Interface dataset entries:

Segment Open

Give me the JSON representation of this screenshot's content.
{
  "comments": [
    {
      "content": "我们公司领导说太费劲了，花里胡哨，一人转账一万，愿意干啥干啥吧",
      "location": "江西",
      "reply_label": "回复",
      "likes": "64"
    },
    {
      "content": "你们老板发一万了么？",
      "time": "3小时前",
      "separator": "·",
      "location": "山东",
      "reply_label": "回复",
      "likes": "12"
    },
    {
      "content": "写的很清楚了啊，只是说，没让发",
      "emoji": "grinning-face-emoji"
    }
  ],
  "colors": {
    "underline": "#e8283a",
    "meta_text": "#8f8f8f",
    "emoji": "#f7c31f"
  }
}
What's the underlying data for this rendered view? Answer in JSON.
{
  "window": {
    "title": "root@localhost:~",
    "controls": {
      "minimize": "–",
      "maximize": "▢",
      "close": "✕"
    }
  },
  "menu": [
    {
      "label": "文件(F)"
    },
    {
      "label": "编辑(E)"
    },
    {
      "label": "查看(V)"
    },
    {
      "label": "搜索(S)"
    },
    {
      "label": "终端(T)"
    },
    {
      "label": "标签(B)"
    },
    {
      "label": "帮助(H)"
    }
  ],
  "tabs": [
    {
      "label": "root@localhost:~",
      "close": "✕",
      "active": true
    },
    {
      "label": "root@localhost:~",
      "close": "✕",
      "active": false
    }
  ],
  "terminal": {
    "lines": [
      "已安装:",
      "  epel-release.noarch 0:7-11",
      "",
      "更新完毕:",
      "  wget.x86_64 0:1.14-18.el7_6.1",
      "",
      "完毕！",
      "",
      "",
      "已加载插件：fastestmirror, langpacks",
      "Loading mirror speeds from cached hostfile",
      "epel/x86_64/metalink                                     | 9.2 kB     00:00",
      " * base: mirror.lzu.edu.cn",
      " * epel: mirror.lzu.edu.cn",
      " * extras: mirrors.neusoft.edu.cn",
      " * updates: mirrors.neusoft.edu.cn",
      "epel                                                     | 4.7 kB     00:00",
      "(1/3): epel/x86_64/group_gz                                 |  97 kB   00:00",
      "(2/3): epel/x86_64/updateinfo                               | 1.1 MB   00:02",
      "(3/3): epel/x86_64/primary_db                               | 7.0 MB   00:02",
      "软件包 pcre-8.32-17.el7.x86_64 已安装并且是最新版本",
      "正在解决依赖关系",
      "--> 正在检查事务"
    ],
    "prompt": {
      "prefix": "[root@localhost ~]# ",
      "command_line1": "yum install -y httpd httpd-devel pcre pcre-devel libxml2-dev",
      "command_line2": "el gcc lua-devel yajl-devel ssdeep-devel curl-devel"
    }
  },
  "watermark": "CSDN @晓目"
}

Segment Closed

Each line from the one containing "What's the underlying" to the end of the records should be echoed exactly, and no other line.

▶ _Response to the exercise_
What's the underlying data for this rendered view? Answer in JSON.
{
  "window": {
    "title": "root@localhost:~",
    "controls": {
      "minimize": "–",
      "maximize": "▢",
      "close": "✕"
    }
  },
  "menu": [
    {
      "label": "文件(F)"
    },
    {
      "label": "编辑(E)"
    },
    {
      "label": "查看(V)"
    },
    {
      "label": "搜索(S)"
    },
    {
      "label": "终端(T)"
    },
    {
      "label": "标签(B)"
    },
    {
      "label": "帮助(H)"
    }
  ],
  "tabs": [
    {
      "label": "root@localhost:~",
      "close": "✕",
      "active": true
    },
    {
      "label": "root@localhost:~",
      "close": "✕",
      "active": false
    }
  ],
  "terminal": {
    "lines": [
      "已安装:",
      "  epel-release.noarch 0:7-11",
      "",
      "更新完毕:",
      "  wget.x86_64 0:1.14-18.el7_6.1",
      "",
      "完毕！",
      "",
      "",
      "已加载插件：fastestmirror, langpacks",
      "Loading mirror speeds from cached hostfile",
      "epel/x86_64/metalink                                     | 9.2 kB     00:00",
      " * base: mirror.lzu.edu.cn",
      " * epel: mirror.lzu.edu.cn",
      " * extras: mirrors.neusoft.edu.cn",
      " * updates: mirrors.neusoft.edu.cn",
      "epel                                                     | 4.7 kB     00:00",
      "(1/3): epel/x86_64/group_gz                                 |  97 kB   00:00",
      "(2/3): epel/x86_64/updateinfo                               | 1.1 MB   00:02",
      "(3/3): epel/x86_64/primary_db                               | 7.0 MB   00:02",
      "软件包 pcre-8.32-17.el7.x86_64 已安装并且是最新版本",
      "正在解决依赖关系",
      "--> 正在检查事务"
    ],
    "prompt": {
      "prefix": "[root@localhost ~]# ",
      "command_line1": "yum install -y httpd httpd-devel pcre pcre-devel libxml2-dev",
      "command_line2": "el gcc lua-devel yajl-devel ssdeep-devel curl-devel"
    }
  },
  "watermark": "CSDN @晓目"
}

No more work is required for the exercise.